Almost as soon as he was in charge of the Cumbrian principality, David placed the bishopric of Glasgow under his chaplain, John, whom David may have met for the first time during his participation in Henry's conquest of Normandy after 1106. John himself was closely associated with the Tironensian Order, and presumably committed to the new Gregorian ideas regarding episcopal organisation. David carried out an inquest, afterwards assigned to the bishopric all the lands of his principality, except those in the east of his principality which were already governed by the Scotland-proper based bishop of St Andrews. David was responsible for assigning to Glasgow enough lands directly to make the bishopric self-sufficient and for ensuring that in the longer term Glasgow would become the second most important bishopric in the Kingdom of Scotland. By the 1120s, work also began on building a proper cathedral for the diocese. David would also try to ensure that his reinvigorated episcopal see would retain independence from other bishoprics, an aspiration which would generate a great deal of tension with the English church, where both the Archbishop of Canterbury and the Archbishop of York claimed overlordship.
It was once held that Scotland's episcopal sees and entire parochial system owed their origins to the innovations of David I. Today, scholars have moderated this view. Although David moved the bishopric of Mortlach east to his new burgh of Aberdeen, and arranged the creation of the diocese of Caithness, no other bishoprics can be safely called David's creation. The bishopric of Glasgow was restored rather than resurrected. In the case of the Bishop of Whithorn, the resurrection of that see was the work of Thurstan, Archbishop of York, with King Fergus of Galloway and the cleric Gille Aldan. That aside, Ailred of Rievaulx wrote in David's eulogy that when David came to power, "he found three or four bishops in the whole Scottish kingdom [north of the Forth], and the others wavering without a pastor to the loss of both morals and property; when he died, he left nine, both of ancient bishoprics which he himself restored, and new ones which he erected". What is very likely is that as well as preventing the long vacancies in bishoprics which had hitherto been common, David was at least partly responsible for forcing semi-monastic "bishoprics" like Brechin, Dunkeld, Mortlach (Aberdeen) and Dublane to become fully episcopal and firmly integrated into a national diocesan system.

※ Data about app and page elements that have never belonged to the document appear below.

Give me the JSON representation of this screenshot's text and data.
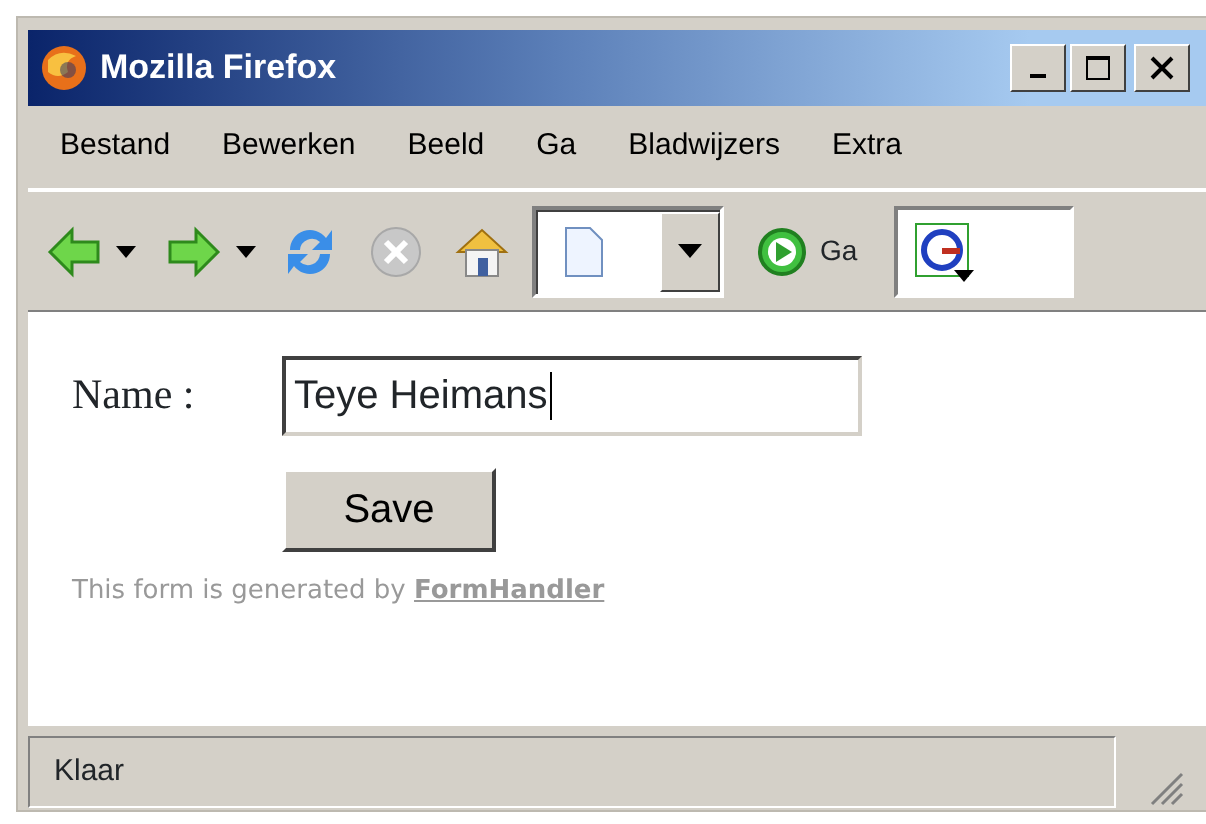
{
  "window": {
    "title": "Mozilla Firefox"
  },
  "menu": [
    {
      "label": "Bestand"
    },
    {
      "label": "Bewerken"
    },
    {
      "label": "Beeld"
    },
    {
      "label": "Ga"
    },
    {
      "label": "Bladwijzers"
    },
    {
      "label": "Extra"
    }
  ],
  "toolbar": {
    "stop": {
      "disabled": true
    },
    "go_label": "Ga"
  },
  "form": {
    "fields": [
      {
        "label": "Name :",
        "value": "Teye Heimans",
        "focused": true
      }
    ],
    "submit": "Save",
    "footer_text": "This form is generated by",
    "footer_link": "FormHandler"
  },
  "status_bar": {
    "text": "Klaar"
  }
}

As for the development of the parochial system, David's traditional role as its creator can not be sustained. Scotland already had an ancient system of parish churches dating to the Early Middle Ages, and the kind of system introduced by David's Normanising tendencies can more accurately be seen as mild refashioning, rather than creation; he made the Scottish system as a whole more like that of France and England, but he did not create it.